The band started out as The Dave Clark Quartet in 1957, the band became The Dave Clark Five with Clark on drums, Stan Saxon lead vocalist, Rick Huxley on rhythm guitar, Roger Smedley on piano and Johnny Johnson on lead guitar. There were minor lineup changes before and after this one.
The Dave Clark Five had several more hit songs in the United States during 1964-67, including "Bits and Pieces" (#4, April 1964), "Can't You See That She's Mine" (#4, June 1964), "Because" (#3, August 1964), "Anyway You Want It" (#14, November 1964), "I Like It Like That" (#7, June 1965), "Catch Us If You Can" (#4, August 1965), "Over And Over" (#1, December 25, 1965), and "You Got What It Takes" (#7, April 1967). The group disbanded in late 1970.
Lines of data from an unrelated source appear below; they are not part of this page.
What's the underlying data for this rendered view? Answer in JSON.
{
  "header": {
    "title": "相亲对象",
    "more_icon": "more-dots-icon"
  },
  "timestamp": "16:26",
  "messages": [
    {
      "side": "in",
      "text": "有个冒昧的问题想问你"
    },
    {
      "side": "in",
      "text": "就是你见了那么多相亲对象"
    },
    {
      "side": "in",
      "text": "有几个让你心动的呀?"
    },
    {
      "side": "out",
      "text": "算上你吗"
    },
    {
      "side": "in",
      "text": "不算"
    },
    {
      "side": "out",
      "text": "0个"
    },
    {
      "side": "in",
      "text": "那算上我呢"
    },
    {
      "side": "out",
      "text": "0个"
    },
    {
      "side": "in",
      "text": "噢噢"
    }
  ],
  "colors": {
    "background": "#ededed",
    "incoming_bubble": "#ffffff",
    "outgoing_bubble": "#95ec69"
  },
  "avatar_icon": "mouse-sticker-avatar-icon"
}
In the late 1960s, in addition to managing his band, Clark began directing and producing for television. In 1968 he made a "very successful" television production, Hold On, It's the Dave Clark Five. The band broke up in 1970, and in 1972 Clark stopped drumming after he broke four knuckles in a tobogganing accident.
In 1986 Clark wrote a science fiction stage musical, Time that played for two years in London's West End, starring Cliff Richard (replaced later by David Cassidy) and featuring Laurence Olivier's huge holographic image.
Clark became a successful entrepreneur and a multi-millionaire. He owned the rights to all The Dave Clark Five music and in 1993 he released remastered versions of all their singles on a CD, Glad All Over Again.
In 2008, marking the 50th anniversary of the founding of the band, The Dave Clark Five was inducted into the Rock and Roll Hall of Fame, and Clark, making a rare public appearance, and the two other surviving band members accepted the award on behalf of the group.